Another mother, Margie Fleitman, holds onto the last selfie her son would ever take. The same photo he took the night before he was suppose to enter rehab.
"Why are you using drugs before you go in?," Fleitman said she asked her son Mitchell Fleitman. "It made no sense to me. I said I will talk to you in the morning."
Mitchell was dead by the next morning at 22 years old.
Together, Aimee and Margie want to help users before it's too late.
Officials are mapping out so-called "hot zones" in Orange County where Naloxone has been given out by paramedics for drug overdoses. So far, the highest concentrations are in Santa Ana, Huntington Beach and Anaheim.
"This (Naxolone) reverses the effect of the narcotic on the brain and raises the consciousness level from coma to an alert state," Dr. Sam Stratton said.
The women plan to train others how to use the life-saving drug. Both believe their sons would be alive if it had been available to them and if a 911 call had been made in time.
"All you have to say is 'my friend's not breathing,' simple acts to save a life," Aimee said.

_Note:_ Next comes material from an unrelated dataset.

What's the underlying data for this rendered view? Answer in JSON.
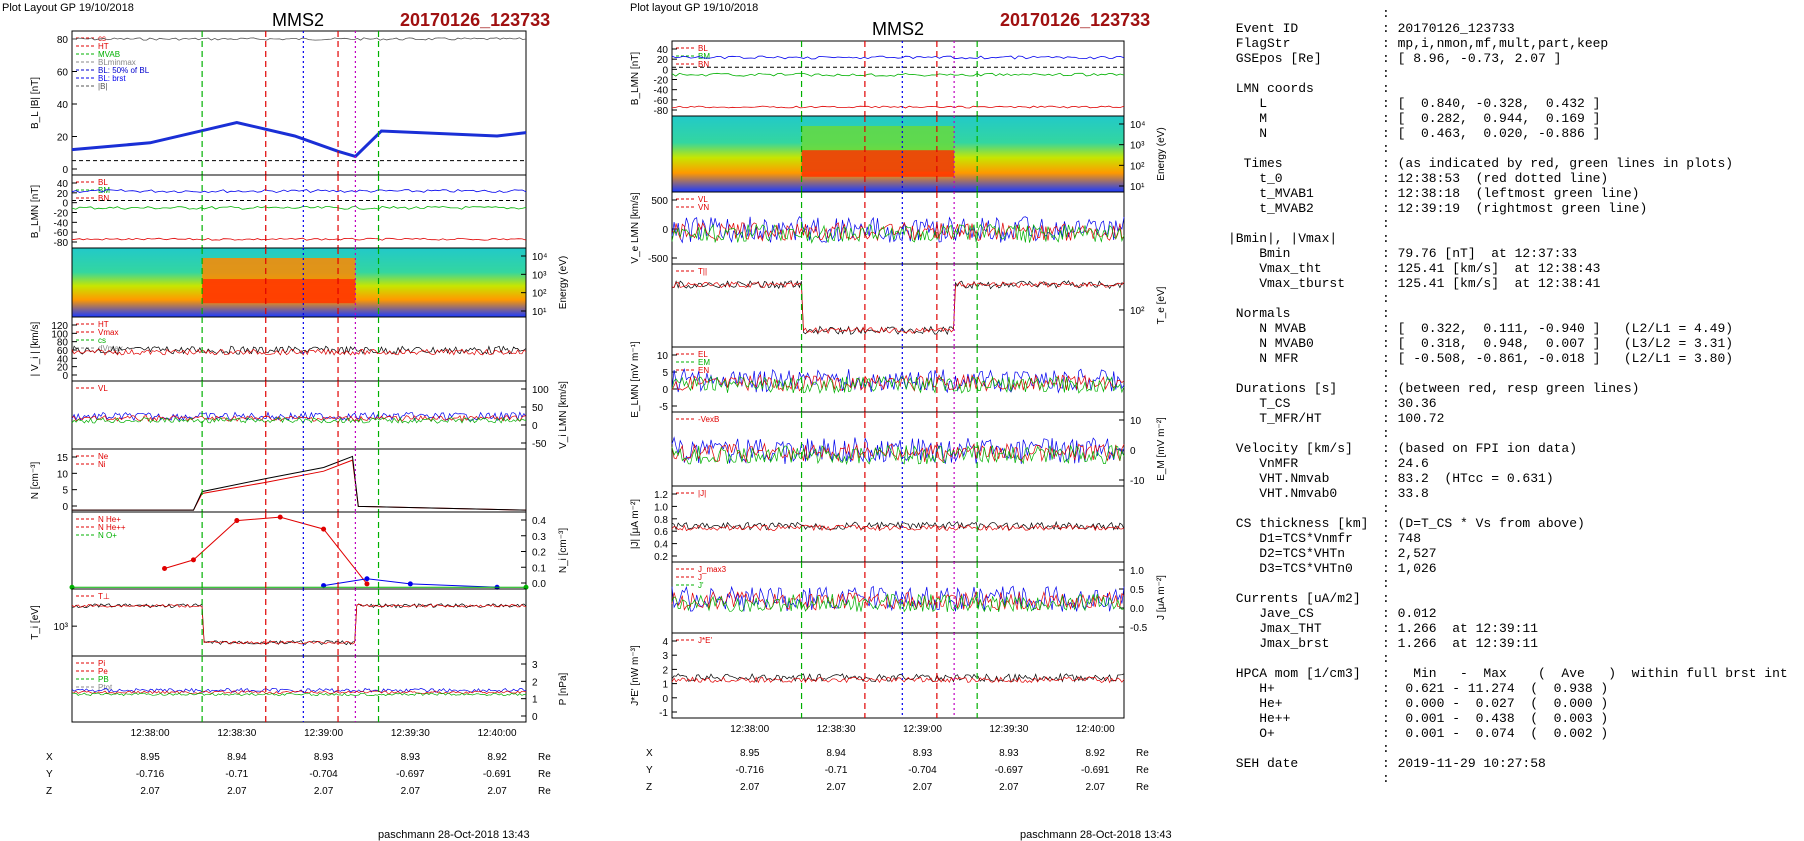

The OC Sheriff's Department is training its deputies how to administer the drug and may start a pilot program in the field soon.